[3] Fuel cell cars in for a lift as Japan looks to expand infrastructure, Nikkei Asian Review, 6 March 2018

[4] The coming hydrogen fuel cell evolution, Digital Trends, 21 July 2018

[5] The Future of Hydrogen, IEA, accessed August 2019

[6] The Future of Hydrogen, IEA, accessed August 2019

[7] The Future of Hydrogen, IEA, accessed August 2019

[8] The Future of Hydrogen, IEA, June 2019

[9] Wan Gang, China’s father of electric cars, thinks hydrogen is the future, South China Morning Post, 13 June 2019

[10] China’s Father of Electric Cars Says Hydrogen Is the Future, Bloomberg, 12 June 2019

[11] Development Potential of Hydrogen Fuel Cell Electric Vehicles in China, Mitsui & Co, March 2019

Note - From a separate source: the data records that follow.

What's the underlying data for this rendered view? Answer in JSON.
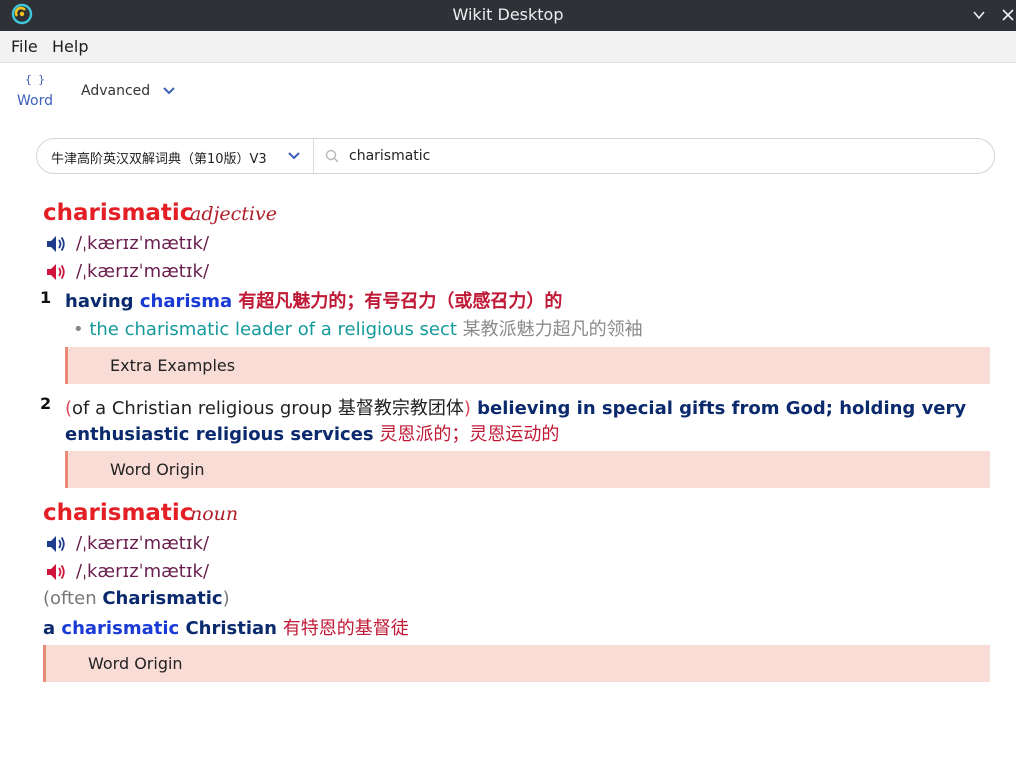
{
  "window": {
    "title": "Wikit Desktop",
    "app_icon": "wikit-logo-icon",
    "minimize_icon": "chevron-down-icon",
    "close_icon": "close-icon"
  },
  "menu": {
    "file": "File",
    "help": "Help"
  },
  "toolbar": {
    "word_icon": "{ }",
    "word_label": "Word",
    "advanced_label": "Advanced"
  },
  "search": {
    "dictionary": "牛津高阶英汉双解词典（第10版）V3",
    "value": "charismatic"
  },
  "colors": {
    "headword": "#e31e24",
    "speaker_uk": "#1f3c8c",
    "speaker_us": "#d0143c",
    "bar_bg": "#fadcd7",
    "bar_border": "#e88a78"
  },
  "entries": [
    {
      "headword": "charismatic",
      "pos": "adjective",
      "pron_uk": "/ˌkærɪzˈmætɪk/",
      "pron_us": "/ˌkærɪzˈmætɪk/",
      "senses": [
        {
          "num": "1",
          "def_en_a": "having ",
          "def_kw": "charisma",
          "def_zh": " 有超凡魅力的；有号召力（或感召力）的",
          "example_en": "the charismatic leader of a religious sect",
          "example_zh": " 某教派魅力超凡的领袖",
          "bar": "Extra Examples"
        },
        {
          "num": "2",
          "gram_open": "(",
          "gram_text": "of a Christian religious group 基督教宗教团体",
          "gram_close": ")",
          "def_en_line1": " believing in special gifts from God; holding very",
          "def_en_line2": "enthusiastic religious services",
          "def_zh": "  灵恩派的；灵恩运动的",
          "bar": "Word Origin"
        }
      ]
    },
    {
      "headword": "charismatic",
      "pos": "noun",
      "pron_uk": "/ˌkærɪzˈmætɪk/",
      "pron_us": "/ˌkærɪzˈmætɪk/",
      "often_open": "(often ",
      "often_kw": "Charismatic",
      "often_close": ")",
      "def_a": "a ",
      "def_kw": "charismatic",
      "def_b": " Christian",
      "def_zh": " 有特恩的基督徒",
      "bar": "Word Origin"
    }
  ]
}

[12] Fuel cell cars in for a lift as Japan looks to expand infrastructure, Nikkei Asian Review, 6 March 2018

[13] Fuel cell cars in for a lift as Japan looks to expand infrastructure, Nikkei Asian Review, 6 March 2018

[14] The godfather of EVs in China has turned his attention to hydrogen cars, Green Car Reports, 20 June 2019

[15] Japan Sees Big Future in Hydrogen Cars, Engineering.com, 9 April 2019

[16] Japan: Taking a Lead in Hydrogen, The Chemical Engineer, 1 April 2019

[17] Japan’s hydrogen dream: game-changer or a lot of hot air? Financial Times, 17 June 2019

[18] Japan Fuel Cell Developments, Fuel Cell and Hydrogen Energy Association, 11 March 2019

[19] Japan Sees Big Future in Hydrogen Cars, Engineering.com, 9 April 2019

[20] Japan Is Betting Big On The Future Of Hydrogen Cars, NPR, 18 March 2019

[21] California Doubles Down on Hydrogen Infrastructure, World Business Academy, accessed July 2019

[22] California Doubles Down on Hydrogen Infrastructure, World Business Academy, accessed July 2019

[23] The coming hydrogen fuel cell evolution, Digital Trends, 21 July 2018

[24] The godfather of EVs in China has turned his attention to hydrogen cars, Green Car Reports, 20 June 2019

[25] BMW Promises To Join The Hydrogen Fuel Cell Party, Forbes, 1 July 2019

[26] BMW Promises To Join The Hydrogen Fuel Cell Party, Forbes, 1 July 2019

[27] Saudi Aramco and Air Products to build Saudi Arabia’s first hydrogen fuel cell vehicle fueling station, Abdul Latif Jameel, 25 January 2019

[28] Toyota plans to expand production, shrink cost of hydrogen fuel cell vehicles, Reuters, 26 July 2018